Germany’s key stock market barometer, the DAX, finally made it. And it’s about time – Wall Street has been leading the way and showing how it’s done for some time now. But Germany’s blue-chip index reached an all-time high at just under 12,500 points. At €1.3 trillion ($1.42 trillion). Germany’s 30 largest listed companies have never been worth as much.
But much more importantly, the 30 companies, which include Allianz, Siemens and Volkswagen, are generating profits, quarter by quarter, at a rate that keeps the stocks at a fair price. Each company, on average, is valued around 14 times as much as it is expected to earn this year. That is moderate and somewhat reduces the fear of a crash. Many companies and investors alike still have bad memories of the one that happened at the turn of the millennium.
Back then, the DAX climbed just above 8,000 points, but the companies were bringing in only around a third of their present earnings. That made the stocks expensive – and it was the major cause for the crash that had the DAX plunge by 75 percent at its peak. A disaster that left behind deep and permanent wounds: To this day, a good third of all German investors stay away from the exchange.
But the image of only a moderately-valued DAX today, giving no cause for concern, is unfortunately only half the story.
In fact, four car stocks dominate the DAX and distort the overall picture. After rapid increases, BMW, Daimler, Volkswagen, and the parts supplier Continental represent almost 45 percent of the total sales and a third of all the profits of all 30 companies. That may make the carmakers happy, but makes the DAX extremely dependent on the weal and woe of the automotive industry.
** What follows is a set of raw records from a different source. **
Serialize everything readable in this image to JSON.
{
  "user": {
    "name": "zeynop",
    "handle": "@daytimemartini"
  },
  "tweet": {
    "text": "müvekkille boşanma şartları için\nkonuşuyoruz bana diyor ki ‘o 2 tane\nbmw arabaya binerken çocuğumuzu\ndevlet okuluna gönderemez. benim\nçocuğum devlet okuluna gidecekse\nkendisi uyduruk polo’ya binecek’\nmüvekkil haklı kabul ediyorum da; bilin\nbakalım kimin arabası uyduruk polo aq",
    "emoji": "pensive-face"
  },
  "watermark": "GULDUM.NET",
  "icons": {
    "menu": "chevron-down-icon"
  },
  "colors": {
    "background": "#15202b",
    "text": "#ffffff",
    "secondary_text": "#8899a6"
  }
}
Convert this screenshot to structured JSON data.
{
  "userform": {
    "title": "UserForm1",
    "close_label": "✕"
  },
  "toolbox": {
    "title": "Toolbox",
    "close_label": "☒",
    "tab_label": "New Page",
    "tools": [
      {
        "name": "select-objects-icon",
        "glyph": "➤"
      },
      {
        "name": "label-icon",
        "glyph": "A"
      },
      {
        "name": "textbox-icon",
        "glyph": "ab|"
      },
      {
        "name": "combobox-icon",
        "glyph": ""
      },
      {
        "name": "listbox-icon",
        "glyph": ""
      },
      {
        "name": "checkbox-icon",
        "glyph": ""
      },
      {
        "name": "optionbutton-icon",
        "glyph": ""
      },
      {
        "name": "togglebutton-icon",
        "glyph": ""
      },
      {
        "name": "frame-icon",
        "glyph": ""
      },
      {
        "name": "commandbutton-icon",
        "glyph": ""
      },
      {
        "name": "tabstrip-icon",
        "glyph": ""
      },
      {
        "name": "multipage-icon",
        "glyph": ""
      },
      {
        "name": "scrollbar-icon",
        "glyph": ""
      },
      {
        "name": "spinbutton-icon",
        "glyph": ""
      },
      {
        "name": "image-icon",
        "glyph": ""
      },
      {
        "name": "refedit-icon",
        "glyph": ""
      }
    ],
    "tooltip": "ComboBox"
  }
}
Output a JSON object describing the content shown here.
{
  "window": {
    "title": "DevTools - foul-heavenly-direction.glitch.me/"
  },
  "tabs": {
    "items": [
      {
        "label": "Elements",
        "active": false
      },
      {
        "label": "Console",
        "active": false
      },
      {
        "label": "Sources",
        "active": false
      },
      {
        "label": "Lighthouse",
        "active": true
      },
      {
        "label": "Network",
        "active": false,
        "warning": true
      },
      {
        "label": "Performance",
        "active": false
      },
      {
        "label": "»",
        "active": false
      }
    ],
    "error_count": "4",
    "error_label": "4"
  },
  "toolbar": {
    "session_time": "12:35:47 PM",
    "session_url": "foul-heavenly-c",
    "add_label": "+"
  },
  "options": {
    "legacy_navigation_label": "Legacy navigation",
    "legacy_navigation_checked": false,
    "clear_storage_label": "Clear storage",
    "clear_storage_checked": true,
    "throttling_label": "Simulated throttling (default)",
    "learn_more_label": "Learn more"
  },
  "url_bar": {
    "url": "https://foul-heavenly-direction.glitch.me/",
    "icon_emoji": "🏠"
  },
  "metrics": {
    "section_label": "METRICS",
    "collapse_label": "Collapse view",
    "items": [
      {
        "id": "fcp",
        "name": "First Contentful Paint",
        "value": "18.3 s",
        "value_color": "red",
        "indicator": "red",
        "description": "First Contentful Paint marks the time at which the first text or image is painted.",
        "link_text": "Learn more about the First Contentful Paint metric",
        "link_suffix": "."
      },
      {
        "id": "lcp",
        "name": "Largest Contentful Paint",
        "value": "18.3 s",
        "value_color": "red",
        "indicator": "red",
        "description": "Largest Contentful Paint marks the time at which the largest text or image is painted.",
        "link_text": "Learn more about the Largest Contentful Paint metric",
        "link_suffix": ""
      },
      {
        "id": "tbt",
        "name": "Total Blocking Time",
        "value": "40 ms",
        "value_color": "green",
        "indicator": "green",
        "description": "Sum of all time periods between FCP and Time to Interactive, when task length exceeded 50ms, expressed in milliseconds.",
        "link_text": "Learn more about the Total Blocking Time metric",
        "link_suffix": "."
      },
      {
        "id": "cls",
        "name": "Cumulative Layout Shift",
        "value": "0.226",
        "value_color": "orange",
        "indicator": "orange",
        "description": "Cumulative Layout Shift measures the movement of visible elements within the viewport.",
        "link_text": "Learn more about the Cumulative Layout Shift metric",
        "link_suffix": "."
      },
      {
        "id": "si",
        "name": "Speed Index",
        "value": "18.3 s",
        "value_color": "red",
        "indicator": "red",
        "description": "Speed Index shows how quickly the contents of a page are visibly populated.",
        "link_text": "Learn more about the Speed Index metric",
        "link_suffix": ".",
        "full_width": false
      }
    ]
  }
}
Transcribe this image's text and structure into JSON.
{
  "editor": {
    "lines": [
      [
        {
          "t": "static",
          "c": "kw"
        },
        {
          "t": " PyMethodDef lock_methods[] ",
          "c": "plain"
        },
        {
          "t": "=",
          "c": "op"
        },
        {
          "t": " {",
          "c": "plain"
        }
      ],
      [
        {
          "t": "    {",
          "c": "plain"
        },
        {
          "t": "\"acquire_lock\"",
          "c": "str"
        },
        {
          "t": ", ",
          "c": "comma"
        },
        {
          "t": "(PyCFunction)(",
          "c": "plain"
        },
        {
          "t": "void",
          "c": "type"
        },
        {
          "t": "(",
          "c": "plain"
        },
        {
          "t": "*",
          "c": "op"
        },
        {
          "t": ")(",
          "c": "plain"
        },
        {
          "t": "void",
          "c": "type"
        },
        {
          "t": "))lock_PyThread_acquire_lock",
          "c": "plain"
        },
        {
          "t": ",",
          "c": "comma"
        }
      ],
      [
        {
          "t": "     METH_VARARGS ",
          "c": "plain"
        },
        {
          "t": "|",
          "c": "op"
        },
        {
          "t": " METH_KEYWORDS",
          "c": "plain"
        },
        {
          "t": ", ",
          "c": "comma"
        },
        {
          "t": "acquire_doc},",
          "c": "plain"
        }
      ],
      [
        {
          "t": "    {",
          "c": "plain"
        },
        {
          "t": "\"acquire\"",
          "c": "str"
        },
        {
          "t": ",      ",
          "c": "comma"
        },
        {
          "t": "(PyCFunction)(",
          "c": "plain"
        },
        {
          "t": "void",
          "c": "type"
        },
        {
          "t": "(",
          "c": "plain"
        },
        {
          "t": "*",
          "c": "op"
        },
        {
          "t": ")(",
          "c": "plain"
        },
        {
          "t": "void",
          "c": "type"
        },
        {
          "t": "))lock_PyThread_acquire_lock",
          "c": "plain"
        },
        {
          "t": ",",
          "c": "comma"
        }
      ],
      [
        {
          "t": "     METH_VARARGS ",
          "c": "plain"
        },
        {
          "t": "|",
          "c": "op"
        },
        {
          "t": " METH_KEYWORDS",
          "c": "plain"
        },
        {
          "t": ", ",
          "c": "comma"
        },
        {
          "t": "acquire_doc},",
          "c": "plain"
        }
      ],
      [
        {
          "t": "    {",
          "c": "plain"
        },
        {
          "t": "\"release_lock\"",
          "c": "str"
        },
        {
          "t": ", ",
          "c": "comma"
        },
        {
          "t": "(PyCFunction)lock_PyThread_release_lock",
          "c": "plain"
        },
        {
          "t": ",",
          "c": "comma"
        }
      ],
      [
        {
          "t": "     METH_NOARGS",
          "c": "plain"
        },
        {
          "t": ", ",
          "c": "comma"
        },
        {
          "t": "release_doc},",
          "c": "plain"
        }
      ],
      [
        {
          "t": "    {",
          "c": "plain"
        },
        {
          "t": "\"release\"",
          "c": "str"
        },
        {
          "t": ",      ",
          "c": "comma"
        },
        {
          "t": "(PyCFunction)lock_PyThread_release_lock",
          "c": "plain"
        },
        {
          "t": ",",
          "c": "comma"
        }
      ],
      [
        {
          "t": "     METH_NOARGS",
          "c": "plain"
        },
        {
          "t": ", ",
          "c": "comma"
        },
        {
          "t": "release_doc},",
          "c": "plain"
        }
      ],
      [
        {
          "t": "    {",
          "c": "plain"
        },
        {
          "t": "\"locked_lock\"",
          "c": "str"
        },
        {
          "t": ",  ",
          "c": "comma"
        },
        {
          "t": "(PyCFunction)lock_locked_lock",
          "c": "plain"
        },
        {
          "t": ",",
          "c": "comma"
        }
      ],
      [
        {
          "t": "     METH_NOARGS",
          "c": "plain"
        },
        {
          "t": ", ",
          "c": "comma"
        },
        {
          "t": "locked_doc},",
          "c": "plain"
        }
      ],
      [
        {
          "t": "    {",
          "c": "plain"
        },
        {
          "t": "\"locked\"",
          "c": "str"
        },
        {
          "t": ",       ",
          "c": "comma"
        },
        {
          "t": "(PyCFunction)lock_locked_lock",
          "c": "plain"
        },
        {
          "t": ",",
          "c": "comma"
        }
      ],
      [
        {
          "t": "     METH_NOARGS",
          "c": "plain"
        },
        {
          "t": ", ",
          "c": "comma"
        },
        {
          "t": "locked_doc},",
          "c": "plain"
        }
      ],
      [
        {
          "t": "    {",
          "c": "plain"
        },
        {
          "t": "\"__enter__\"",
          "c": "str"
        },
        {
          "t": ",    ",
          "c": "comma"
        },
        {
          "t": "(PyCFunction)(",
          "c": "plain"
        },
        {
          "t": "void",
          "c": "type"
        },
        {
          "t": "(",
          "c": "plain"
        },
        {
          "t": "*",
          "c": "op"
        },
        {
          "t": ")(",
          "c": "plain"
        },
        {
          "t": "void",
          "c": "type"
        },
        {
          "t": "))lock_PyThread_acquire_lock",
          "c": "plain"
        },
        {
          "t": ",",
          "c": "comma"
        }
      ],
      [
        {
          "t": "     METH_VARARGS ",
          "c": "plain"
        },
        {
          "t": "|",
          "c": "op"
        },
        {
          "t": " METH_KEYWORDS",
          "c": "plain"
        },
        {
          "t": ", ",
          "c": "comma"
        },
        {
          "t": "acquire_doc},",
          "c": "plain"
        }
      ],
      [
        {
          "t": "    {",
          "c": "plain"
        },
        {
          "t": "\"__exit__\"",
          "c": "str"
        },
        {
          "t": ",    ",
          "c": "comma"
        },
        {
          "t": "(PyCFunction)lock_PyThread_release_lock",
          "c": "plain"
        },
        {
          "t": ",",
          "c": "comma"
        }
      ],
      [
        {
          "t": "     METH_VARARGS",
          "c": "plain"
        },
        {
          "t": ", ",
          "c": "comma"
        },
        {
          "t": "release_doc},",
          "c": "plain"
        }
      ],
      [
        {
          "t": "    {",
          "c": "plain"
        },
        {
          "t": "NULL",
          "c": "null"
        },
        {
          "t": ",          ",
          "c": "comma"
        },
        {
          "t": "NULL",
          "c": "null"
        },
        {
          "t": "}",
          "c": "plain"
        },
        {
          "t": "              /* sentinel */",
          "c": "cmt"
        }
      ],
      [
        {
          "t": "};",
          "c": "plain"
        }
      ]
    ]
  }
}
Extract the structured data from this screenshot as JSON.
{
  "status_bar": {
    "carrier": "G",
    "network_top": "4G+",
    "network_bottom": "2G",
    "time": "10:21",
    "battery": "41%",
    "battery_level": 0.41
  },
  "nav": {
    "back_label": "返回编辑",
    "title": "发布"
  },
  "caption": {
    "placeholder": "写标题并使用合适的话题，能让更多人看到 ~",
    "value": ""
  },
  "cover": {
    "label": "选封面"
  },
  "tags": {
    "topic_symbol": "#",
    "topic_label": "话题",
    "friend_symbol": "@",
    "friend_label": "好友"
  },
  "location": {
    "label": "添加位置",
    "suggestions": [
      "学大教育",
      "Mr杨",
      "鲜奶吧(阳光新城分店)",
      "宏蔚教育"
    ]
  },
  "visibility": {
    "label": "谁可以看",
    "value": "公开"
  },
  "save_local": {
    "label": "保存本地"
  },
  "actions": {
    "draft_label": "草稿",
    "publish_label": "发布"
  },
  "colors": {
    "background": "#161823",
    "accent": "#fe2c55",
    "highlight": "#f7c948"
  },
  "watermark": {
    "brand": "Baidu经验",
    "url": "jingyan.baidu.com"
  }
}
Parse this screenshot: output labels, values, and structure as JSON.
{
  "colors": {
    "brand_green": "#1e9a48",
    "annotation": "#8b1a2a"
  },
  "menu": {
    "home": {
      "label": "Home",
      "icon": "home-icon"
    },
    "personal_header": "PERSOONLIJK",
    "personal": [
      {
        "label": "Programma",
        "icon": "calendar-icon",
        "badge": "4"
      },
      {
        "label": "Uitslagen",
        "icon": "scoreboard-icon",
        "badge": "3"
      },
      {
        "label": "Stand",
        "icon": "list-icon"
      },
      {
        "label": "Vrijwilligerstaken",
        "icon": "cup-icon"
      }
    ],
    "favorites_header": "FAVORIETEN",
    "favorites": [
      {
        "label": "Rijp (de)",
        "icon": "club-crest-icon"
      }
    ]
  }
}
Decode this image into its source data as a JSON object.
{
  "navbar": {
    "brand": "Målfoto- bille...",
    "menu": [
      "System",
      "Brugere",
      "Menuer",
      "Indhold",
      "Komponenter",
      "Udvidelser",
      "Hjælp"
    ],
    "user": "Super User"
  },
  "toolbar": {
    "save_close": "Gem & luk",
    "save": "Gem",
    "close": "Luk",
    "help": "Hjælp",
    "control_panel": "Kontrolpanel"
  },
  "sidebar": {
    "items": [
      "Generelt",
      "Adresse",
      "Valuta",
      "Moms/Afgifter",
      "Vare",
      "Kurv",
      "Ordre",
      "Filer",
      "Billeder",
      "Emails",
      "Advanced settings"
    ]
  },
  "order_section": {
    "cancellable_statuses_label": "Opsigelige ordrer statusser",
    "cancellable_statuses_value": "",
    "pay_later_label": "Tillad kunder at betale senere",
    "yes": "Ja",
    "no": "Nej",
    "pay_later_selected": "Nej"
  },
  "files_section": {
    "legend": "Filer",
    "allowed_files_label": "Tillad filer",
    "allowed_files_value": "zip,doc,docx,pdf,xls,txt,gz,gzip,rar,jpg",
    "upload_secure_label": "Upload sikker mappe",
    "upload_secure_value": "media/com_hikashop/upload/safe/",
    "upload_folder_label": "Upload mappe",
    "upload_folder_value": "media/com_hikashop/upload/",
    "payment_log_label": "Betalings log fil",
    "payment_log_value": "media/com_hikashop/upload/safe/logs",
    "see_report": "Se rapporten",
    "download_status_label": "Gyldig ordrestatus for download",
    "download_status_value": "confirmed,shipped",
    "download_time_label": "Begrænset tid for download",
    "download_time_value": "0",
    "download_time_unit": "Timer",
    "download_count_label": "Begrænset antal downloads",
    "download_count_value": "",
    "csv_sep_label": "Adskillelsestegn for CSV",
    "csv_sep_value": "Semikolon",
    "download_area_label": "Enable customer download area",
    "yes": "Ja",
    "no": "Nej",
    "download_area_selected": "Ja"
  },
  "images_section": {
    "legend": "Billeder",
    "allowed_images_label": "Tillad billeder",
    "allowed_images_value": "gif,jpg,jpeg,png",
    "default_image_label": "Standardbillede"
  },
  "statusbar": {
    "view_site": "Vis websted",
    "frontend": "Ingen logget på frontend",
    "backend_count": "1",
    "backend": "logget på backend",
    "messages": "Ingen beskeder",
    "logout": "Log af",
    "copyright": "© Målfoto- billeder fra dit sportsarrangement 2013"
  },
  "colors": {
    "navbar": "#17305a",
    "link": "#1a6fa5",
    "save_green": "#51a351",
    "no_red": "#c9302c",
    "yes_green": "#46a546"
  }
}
If, for example, demand drops in China, where the carmakers sell more than a third of all their cars, it will not just be the businesses concerned that are threatened with problems, but the whole stock index.